In real estate, some terminologies used are also found in other organizations. One of them is the  “TLC,” an American girl group in the ’90s. “Tender, loving care.” When a home needs working on, it is said to need TLC. Interestingly, some homes need this idea before anyone can live in them lovingly. When a home goes through a TLC treatment, they are likely to land a seller a great offer for their spending on enhancement.

In Real Estate, What Does TLC Mean?

Lloyd Nichols, a Realtor® in Fort Myers, FL, says, “TLC” is when a home needs extensive remodeling.”  A kind of modification that is far from mere home repairs ­- significant work that will take time and money. Varying from new supplies of HVAC, improved appliances and furniture, reroofing, resizing (square footage), repainting and restructuring.

Should You Ignore TLC Real Estate?

Although TLC is more of a vernacular term than a legal term, real estate agents rarely use it to describe homes that require minor cosmetic work. Purchasing a home that has been advertised as in need of some TLC should not be approached carelessly. Realtors know that when consumers seek excellent real estate deals, they look for “TLC,” so they reserve that term for properties that require a little more grit—and cash—to buy and remodel.

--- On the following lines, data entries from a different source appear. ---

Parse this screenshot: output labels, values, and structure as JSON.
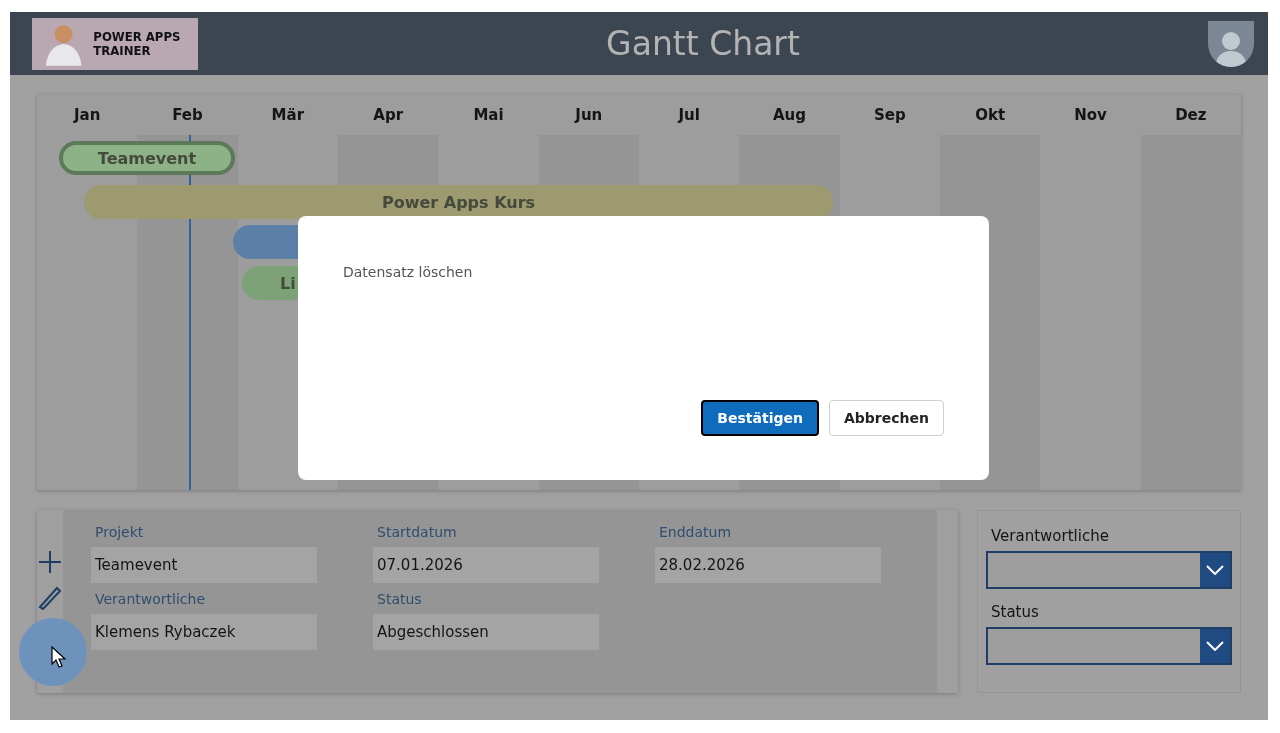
{
  "header": {
    "logo_text": "POWER APPS TRAINER",
    "title": "Gantt Chart"
  },
  "gantt": {
    "months": [
      "Jan",
      "Feb",
      "Mär",
      "Apr",
      "Mai",
      "Jun",
      "Jul",
      "Aug",
      "Sep",
      "Okt",
      "Nov",
      "Dez"
    ],
    "bars": [
      {
        "label": "Teamevent",
        "color": "#8db288",
        "selected": true
      },
      {
        "label": "Power Apps Kurs",
        "color": "#9d9a70",
        "selected": false
      },
      {
        "color": "#5b7fa6",
        "selected": false
      },
      {
        "label": "Li",
        "color": "#7ea278",
        "selected": false
      }
    ]
  },
  "details": {
    "fields": [
      {
        "label": "Projekt",
        "value": "Teamevent"
      },
      {
        "label": "Startdatum",
        "value": "07.01.2026"
      },
      {
        "label": "Enddatum",
        "value": "28.02.2026"
      },
      {
        "label": "Verantwortliche",
        "value": "Klemens Rybaczek"
      },
      {
        "label": "Status",
        "value": "Abgeschlossen"
      }
    ]
  },
  "filters": [
    {
      "label": "Verantwortliche"
    },
    {
      "label": "Status"
    }
  ],
  "dialog": {
    "message": "Datensatz löschen",
    "buttons": [
      {
        "label": "Bestätigen",
        "kind": "primary"
      },
      {
        "label": "Abbrechen",
        "kind": "secondary"
      }
    ]
  }
}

Everyone should not buy or plan for a TLC for their home, especially if you’re a homeowner looking to carry out a DIY TLC. If you’re not handy, you might not think of your TLC home with tender or loving care when it’s time to repair the toilet, or perhaps the entire bathroom floor, after learning the true state of the bathroom.

If you don’t have the time or money to undertake all the repairs, you should avoid buying TLC properties. All TLC house repairs take at least twice as long and cost twice as much as a buyer anticipates.

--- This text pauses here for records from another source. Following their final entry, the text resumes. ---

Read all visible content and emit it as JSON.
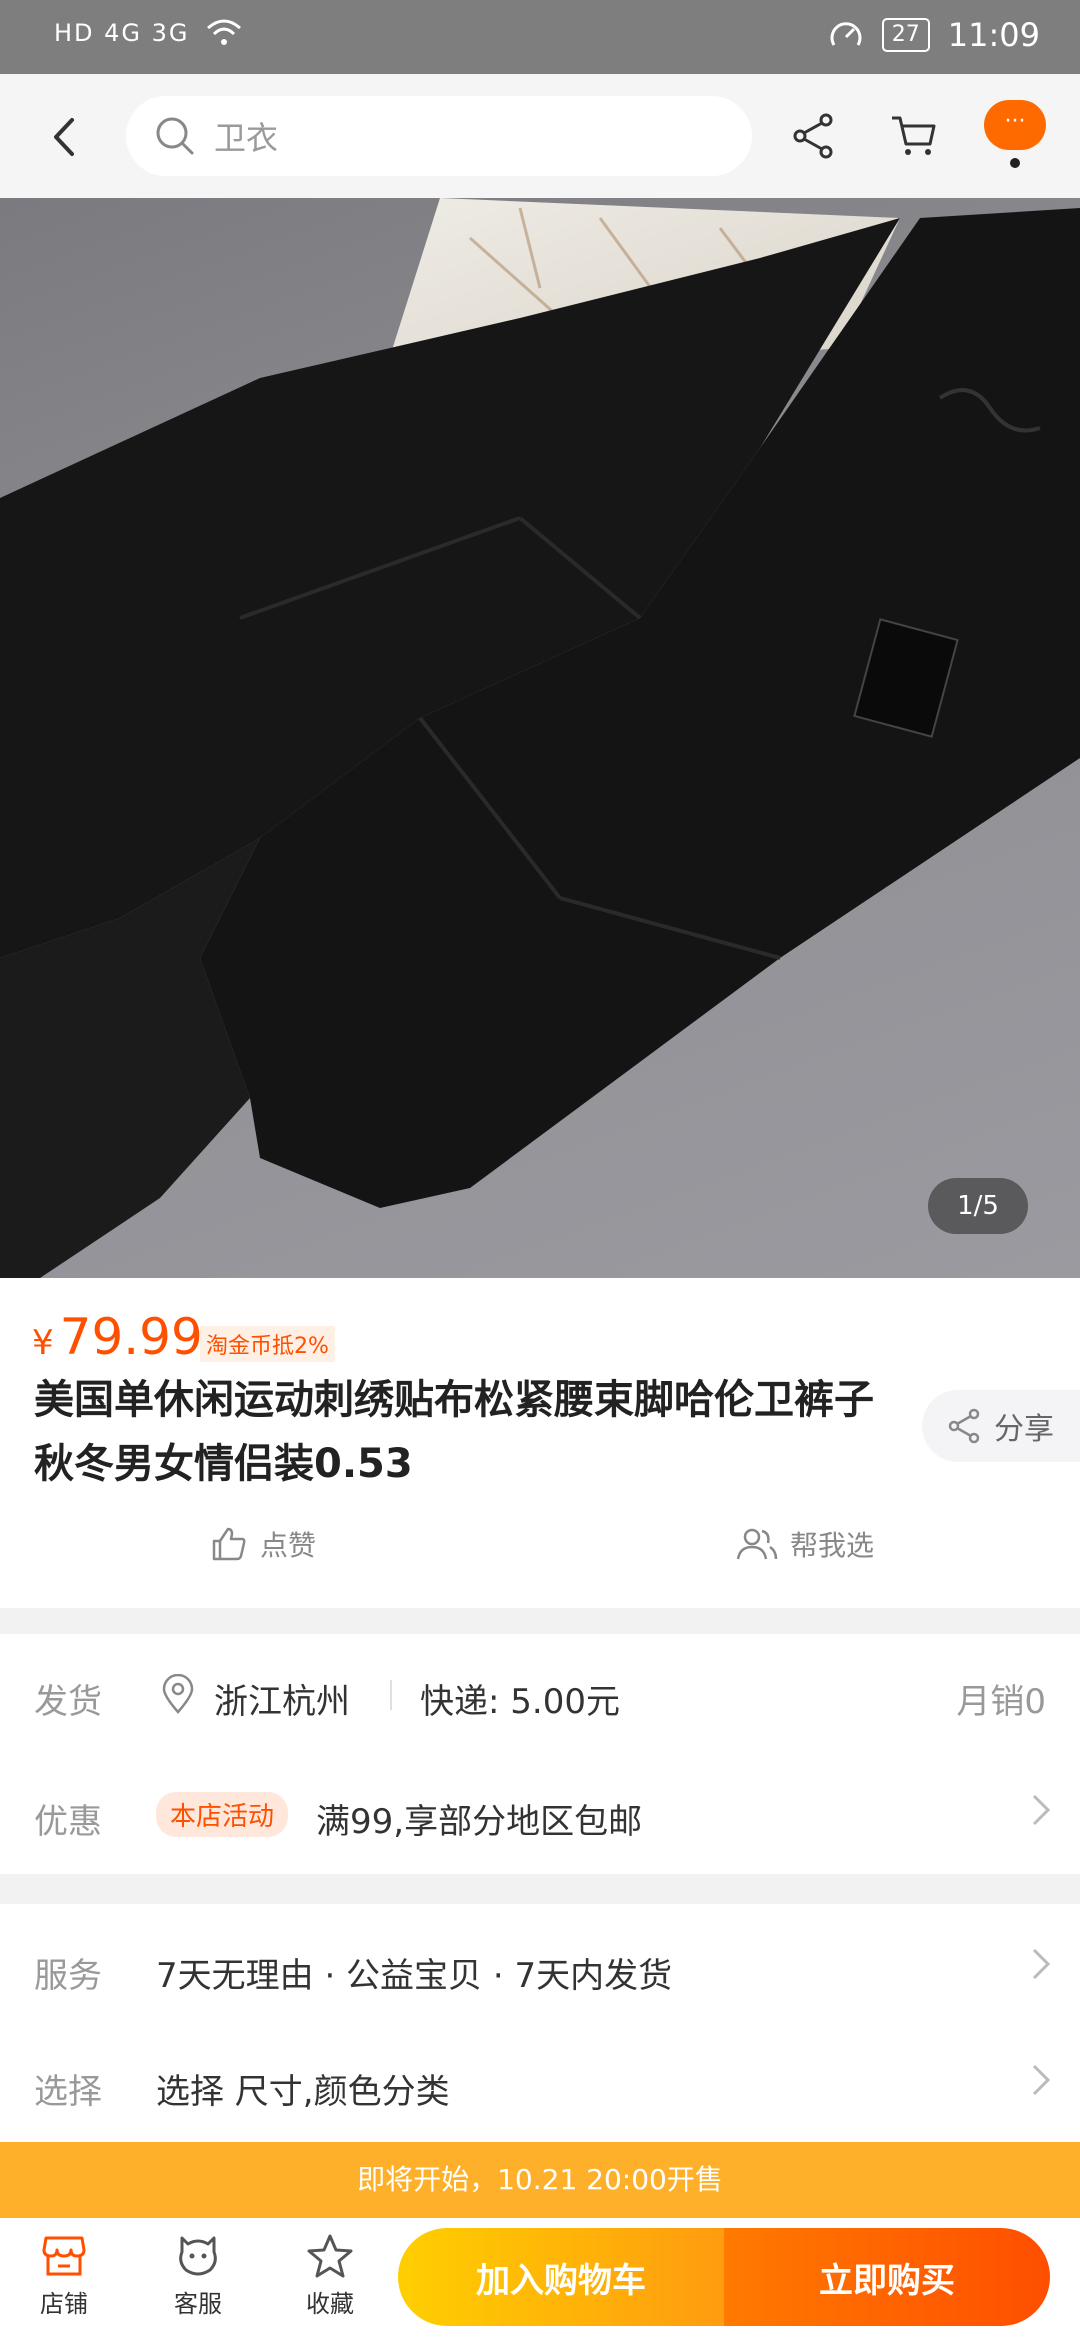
{
  "status_bar": {
    "network": "HD 4G 3G",
    "battery": "27",
    "time": "11:09"
  },
  "search": {
    "placeholder": "卫衣"
  },
  "top_bar": {
    "more_label": "···"
  },
  "hero": {
    "counter": "1/5"
  },
  "product": {
    "currency": "¥",
    "price": "79.99",
    "price_badge": "淘金币抵2%",
    "title": "美国单休闲运动刺绣贴布松紧腰束脚哈伦卫裤子秋冬男女情侣装0.53",
    "share_label": "分享",
    "like_label": "点赞",
    "help_choose_label": "帮我选"
  },
  "shipping": {
    "label": "发货",
    "location": "浙江杭州",
    "express": "快递: 5.00元",
    "monthly_sales": "月销0"
  },
  "promo": {
    "label": "优惠",
    "tag": "本店活动",
    "text": "满99,享部分地区包邮"
  },
  "service": {
    "label": "服务",
    "text": "7天无理由 · 公益宝贝 · 7天内发货"
  },
  "select": {
    "label": "选择",
    "text": "选择 尺寸,颜色分类"
  },
  "notice": {
    "text": "即将开始，10.21 20:00开售"
  },
  "bottom_bar": {
    "shop": "店铺",
    "service": "客服",
    "favorite": "收藏",
    "add_cart": "加入购物车",
    "buy_now": "立即购买"
  },
  "colors": {
    "accent": "#ff5000",
    "notice": "#ffb02a"
  }
}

Certain TLC homes may be challenging to finance, especially if “needs TLC” is a generous description of a home’s condition. Some homes require more TLC. Banks are hesitant to accept mortgages for “fixer-uppers,” especially unlivable homes or have significant issues.

Can A TLC Home Be Sold As Is?

A buyer can buy  a home “as is.” Some people need to understand that listing a house that needs work is not the same as selling it as-is. An “as is” indicates the seller isn’t willing or able to fix it up—usually because the owner has passed away and the house is in estate condition. Neither term, however, affects the buyer’s legal right to bargain.

The information generated from a home’s state can be used by a buyer, together with the guidance of his agent, to negotiate the final transaction, which is contingent on a real estate inspection.

Why TLC Is a Healthy Investment- Occasionally

Giving a home the chance to look good again is not only gainful; it is soothing and an act of kindness to your comfort and environment. Because an ugly home can become a bargain with sensitive, loving care, experts say a TLC property can be a good investment as long as the roof, foundation, and structure remain in good shape.

However, if you’re looking for a property that doesn’t require any renovations, you should avoid TLC listings—or, at least, make your TLC offer subject to a comprehensive home inspection. That way, you’ll be able to analyze the damage and understand what you’re getting yourself into before committing to buying a fixer-upper that you may or may not come to love.

A home is not only a covering. A place where you can be happy, relieved after the day’s hassle, and take a long nap without worries about who is watching or any disturbance, now that is something most coverings cannot afford.

Would you like to talk about Tender, loving care to a professional who gives you great advice for your home but deals with home fix and flip? We do our best to ensure you get value, however.